Is destiny written in a name? Improbable, it would seem, but it is a fact that the Ferrari firm of Trento, just like the racing car team of Maranello, is, in its sector, that of sparkling wine, the best known and most prestigious. And, just like the automobile company, the sparkling wine house bears the name of its founder, but is not run by his descendants. Because, like Enzo Ferrari, Giulio Ferrari, a native and nobleman of the Trentino region, who studied viticulture at Montpellier and completed his studies in Champagne, returning to his native region in 1902 to create a sparkling wine firm, had no heirs. For this reason, in 1951, at seventy years of age, he decided to sell his company to Bruno Lunelli who, after having worked as a shop assistant for the parents of Cesare Battisti, an Italian patriot hung by the Austrians, had opened a wine shop just a few doors away, near the cathedral of Trento. Ferrari, nonetheless, continued to be active in the firm until 1965, the year of his death. Bruno Lunelli, who at the time had only 63, left the reins of the company to his children four years later, perhaps with a presentiment of the premature death which would arrive four years later. But two years previously he had the satisfaction of inaugurating the company’s new headquarters at the gates of Trento, near the Ponte di Ravina bridge.

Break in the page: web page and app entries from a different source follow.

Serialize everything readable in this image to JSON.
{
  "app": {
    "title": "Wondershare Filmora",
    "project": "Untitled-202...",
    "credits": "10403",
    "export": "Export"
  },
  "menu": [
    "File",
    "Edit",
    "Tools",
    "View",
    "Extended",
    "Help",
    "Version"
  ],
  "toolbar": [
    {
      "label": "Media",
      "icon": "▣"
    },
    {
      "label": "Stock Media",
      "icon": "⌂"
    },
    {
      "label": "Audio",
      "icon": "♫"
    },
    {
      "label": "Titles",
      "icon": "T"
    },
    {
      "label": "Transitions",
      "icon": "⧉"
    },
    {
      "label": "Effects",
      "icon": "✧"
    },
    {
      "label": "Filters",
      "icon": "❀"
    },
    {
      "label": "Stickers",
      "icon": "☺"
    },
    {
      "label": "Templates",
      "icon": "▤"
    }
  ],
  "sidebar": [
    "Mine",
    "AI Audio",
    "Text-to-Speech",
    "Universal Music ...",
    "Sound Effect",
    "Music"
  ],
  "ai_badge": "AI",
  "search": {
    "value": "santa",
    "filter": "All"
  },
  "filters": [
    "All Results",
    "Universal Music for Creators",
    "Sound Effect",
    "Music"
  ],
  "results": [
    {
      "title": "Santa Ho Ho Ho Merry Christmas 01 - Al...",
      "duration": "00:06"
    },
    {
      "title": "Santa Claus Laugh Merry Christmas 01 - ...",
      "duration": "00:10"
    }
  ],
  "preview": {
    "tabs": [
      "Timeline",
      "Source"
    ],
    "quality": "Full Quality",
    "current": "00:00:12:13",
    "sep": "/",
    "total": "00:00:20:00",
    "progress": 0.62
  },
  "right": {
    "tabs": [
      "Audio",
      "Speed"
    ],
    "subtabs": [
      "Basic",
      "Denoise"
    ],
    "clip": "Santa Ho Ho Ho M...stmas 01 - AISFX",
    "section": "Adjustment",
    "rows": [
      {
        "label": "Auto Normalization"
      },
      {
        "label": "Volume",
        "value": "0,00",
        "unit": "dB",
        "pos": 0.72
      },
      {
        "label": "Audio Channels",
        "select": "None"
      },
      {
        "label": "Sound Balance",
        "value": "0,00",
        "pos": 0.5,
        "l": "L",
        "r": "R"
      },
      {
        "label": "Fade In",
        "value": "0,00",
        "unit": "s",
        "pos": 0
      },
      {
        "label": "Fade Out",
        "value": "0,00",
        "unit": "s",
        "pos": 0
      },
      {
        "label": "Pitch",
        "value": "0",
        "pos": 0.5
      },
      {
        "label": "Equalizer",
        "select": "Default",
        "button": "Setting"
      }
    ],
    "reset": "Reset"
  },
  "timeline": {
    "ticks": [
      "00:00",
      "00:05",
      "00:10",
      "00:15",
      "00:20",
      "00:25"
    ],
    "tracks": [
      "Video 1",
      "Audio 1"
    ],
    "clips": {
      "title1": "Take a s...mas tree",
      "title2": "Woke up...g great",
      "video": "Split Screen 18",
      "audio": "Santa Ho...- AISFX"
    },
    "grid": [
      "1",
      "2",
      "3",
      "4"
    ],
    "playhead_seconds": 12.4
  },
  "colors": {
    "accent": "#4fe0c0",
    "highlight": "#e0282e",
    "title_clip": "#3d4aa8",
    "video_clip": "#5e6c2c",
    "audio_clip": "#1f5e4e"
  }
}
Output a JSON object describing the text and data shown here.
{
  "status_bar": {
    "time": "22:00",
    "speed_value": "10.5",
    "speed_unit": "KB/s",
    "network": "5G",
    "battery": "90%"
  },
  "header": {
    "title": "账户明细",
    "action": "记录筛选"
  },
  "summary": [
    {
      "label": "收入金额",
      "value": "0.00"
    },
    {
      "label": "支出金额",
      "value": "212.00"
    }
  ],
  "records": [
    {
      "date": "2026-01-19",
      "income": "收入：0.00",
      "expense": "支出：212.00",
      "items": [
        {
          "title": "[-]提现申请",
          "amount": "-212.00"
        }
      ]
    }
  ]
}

Ferrari’s supremacy in the production of high quality sparkling wine was gained through the efforts of three of his five children: Gino, the president of the company, Franco, who ran the wine shop near the cathedral, and Mauro, the oenologist, who perfected, in 1972, the legendary Riserva del Fondatore, the classic blanc de blancs of Giulio Ferrari, an all-Chardonnay cuvée from a single vineyard at Maso Pianizza, a true cru which, for soil and micro-climate, can be considered a masterpiece of nature. Made solely from grapes which are perfectly ripe, it is produced only in fine vintages with a period of aging on its lees which can last up to ten years. The object of tireless care and attention, it is an elegant Spumante, delicate, and exceptionally long-lived. It is the peak of a production pyramid of 4.8 million bottles annually, and this is the core business of a small empire which also owns a series of agricultural estates which produce still wines, the Surgiva mineral water, and the grappa distillery Segnana. The third generation of the Lunelli family is now in charge, and consists of three cousins: Matteo, vice-president; Marcello, oenologist; and Camilla, who directs contacts with the public and with the clientele. She is the first woman to arrive in an executive position in the firm.